Recycling wastes to land can and will be a major driver in the reduction of greenhouse gas production. When working for the Department of Trade and Industry some years ago, I had a discussion with Professor Lynne Frostick, from the University of Hull, about wastes which could go to land for farming, forestry and horticulture.We thought around 100 million tonnes per year.
At that figure, the dry matter content would be more than 50%, and the nature of the molecules would give an elemental proportion of over 50% of that to carbon. So the carbon content of that waste would be likely to be in excess of 30 million tonnes a year.
Biofuels from crops which are grown using mineral fertilisers (where the nitrogen fertiliser is made using electricity) really do not stack up in Europe when looking at environmental energy equations. But if the crops are grown from fertilisers made from wastes which need to be recycled, then the equations become dramatically attractive — provided, that is, the operation works inside a proximity principle framework.
So what is the scope for carbon capture and storage in soils (CCSS)? There is around 0.5 million hectares (ha) of set aside land in the UK and there is a lot of cropping land which is not terribly economic, perhaps two million ha. At that figure, crops grown from composted wastes could lock up 20 million tonnes of carbon, equivalent to taking possibly 50 million tonnes of carbon dioxide out of the air. Add that to the figure of 70 million tonnes a year from waste to land, and there is a CCSS potential of 130 million tonnes or about a sixth of the total carbon dioxide emissions a year for the UK.

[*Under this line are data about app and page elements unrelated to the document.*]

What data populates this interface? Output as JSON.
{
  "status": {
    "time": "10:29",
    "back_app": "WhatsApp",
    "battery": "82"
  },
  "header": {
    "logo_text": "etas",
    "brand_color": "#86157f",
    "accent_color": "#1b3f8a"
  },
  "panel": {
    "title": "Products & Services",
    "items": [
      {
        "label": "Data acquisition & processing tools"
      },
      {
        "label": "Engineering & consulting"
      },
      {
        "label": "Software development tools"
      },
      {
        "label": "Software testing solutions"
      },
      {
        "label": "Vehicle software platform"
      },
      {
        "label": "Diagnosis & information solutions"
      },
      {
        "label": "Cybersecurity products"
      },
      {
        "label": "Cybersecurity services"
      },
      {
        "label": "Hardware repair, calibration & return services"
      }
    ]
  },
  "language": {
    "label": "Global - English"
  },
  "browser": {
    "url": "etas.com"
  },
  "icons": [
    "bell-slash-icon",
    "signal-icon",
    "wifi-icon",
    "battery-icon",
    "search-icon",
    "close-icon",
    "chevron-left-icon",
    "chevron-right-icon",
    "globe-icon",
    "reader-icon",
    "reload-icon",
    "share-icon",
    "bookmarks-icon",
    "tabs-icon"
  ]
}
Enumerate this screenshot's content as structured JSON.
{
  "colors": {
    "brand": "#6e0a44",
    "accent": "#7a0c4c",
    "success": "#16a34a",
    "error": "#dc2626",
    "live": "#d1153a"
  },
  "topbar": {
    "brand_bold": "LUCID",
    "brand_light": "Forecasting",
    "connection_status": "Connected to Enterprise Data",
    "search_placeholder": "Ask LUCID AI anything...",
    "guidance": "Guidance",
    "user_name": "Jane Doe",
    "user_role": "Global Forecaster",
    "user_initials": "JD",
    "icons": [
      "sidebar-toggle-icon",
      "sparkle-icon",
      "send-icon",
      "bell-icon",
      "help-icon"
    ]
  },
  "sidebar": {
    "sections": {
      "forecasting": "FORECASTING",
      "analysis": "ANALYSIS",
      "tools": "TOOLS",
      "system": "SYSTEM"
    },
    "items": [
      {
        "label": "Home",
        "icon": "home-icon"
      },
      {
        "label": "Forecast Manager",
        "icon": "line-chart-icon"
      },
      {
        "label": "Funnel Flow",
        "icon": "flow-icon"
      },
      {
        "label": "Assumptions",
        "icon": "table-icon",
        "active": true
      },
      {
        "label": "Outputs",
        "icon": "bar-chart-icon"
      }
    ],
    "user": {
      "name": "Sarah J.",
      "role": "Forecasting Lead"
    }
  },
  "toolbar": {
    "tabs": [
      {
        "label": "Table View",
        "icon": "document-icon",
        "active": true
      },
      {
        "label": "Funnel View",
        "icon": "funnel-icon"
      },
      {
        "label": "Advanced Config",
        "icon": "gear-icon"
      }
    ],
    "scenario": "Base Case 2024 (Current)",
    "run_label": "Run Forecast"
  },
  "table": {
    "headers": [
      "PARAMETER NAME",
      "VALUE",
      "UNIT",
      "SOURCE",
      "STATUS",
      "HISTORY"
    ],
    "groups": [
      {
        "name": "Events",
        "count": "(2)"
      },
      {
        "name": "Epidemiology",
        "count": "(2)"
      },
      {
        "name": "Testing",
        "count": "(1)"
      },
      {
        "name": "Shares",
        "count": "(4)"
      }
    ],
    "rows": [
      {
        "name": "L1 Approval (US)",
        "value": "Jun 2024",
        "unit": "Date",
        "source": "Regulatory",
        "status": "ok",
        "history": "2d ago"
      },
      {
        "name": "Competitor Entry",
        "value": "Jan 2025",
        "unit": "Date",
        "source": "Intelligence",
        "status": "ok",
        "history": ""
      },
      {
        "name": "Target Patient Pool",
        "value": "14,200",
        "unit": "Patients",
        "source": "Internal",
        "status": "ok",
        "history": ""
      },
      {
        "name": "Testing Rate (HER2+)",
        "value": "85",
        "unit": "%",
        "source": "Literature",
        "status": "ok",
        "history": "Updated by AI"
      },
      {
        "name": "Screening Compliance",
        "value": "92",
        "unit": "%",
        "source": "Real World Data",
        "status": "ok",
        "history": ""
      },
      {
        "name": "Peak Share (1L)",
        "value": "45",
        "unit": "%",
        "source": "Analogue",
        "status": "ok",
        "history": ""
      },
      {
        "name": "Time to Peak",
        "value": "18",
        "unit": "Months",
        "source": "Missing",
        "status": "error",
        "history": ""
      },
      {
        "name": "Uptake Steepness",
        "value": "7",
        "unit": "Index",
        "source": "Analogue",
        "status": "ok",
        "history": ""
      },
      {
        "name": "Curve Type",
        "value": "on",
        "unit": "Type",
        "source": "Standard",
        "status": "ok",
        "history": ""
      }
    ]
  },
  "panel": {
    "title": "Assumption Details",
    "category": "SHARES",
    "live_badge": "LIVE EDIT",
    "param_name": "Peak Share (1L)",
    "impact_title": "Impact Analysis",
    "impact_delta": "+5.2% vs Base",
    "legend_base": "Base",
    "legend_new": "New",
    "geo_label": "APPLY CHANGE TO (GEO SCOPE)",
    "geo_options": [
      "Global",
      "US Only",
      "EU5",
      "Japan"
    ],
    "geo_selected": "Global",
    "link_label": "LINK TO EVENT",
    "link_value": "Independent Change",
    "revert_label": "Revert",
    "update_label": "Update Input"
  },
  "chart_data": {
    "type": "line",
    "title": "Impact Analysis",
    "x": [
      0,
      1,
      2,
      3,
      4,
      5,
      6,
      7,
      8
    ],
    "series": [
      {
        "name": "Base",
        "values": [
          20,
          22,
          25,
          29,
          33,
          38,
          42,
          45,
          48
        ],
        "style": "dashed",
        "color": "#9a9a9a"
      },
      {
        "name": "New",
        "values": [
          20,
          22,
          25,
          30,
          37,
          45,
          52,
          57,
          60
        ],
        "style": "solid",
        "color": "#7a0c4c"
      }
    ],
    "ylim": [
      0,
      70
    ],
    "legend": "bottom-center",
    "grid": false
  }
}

Consider bio-diesel and bio-heating oil production from crops from waste, with product used locally on farms, schools and offices. We are looking at bio-diesel production on a large scale, with the production unit on farms, wastes used to grow the crops and the fuel tanker arriving to collect the fuel going straight to the retail pump. This cuts significant logistics energy and costs.
But we need understanding based on technical knowledge from the Government and the regulators. There needs to be recognition of when and where the skills and responsibility exist between farming, the waste industries and the wider bio-fuel industry, and the Government has to use those skills to deliver in sensible time frames.
Standards have to be developed for use in the definition of recovery of wastes used to produce composts and fertilisers for a range of uses, such as food crops, horticultural crops, forestry and the production of bio-fuels. Financial incentives need to be tailored to the UK industry, which will be enough, and only enough, to put UK production on a parallel with competition from overseas. Do these things and the industry will deliver.
A toolkit designed to help companies make money out of waste was one of the five pioneering projects to have won in this year’s national e-Well-Being Awards.
Now in their fourth year, the awards aim to showcase how information and communications technologies can contribute to environmental and social objectives. The awards have five categories: Digital Inclusion, Age and Disability, Improving Public Services, Better Ways of Working and Climate Change and Environmental Efficiency.
An online resource efficiency toolkit by Manchester-based Enworks won the latter category. This bespoke piece of web-based software helps to encour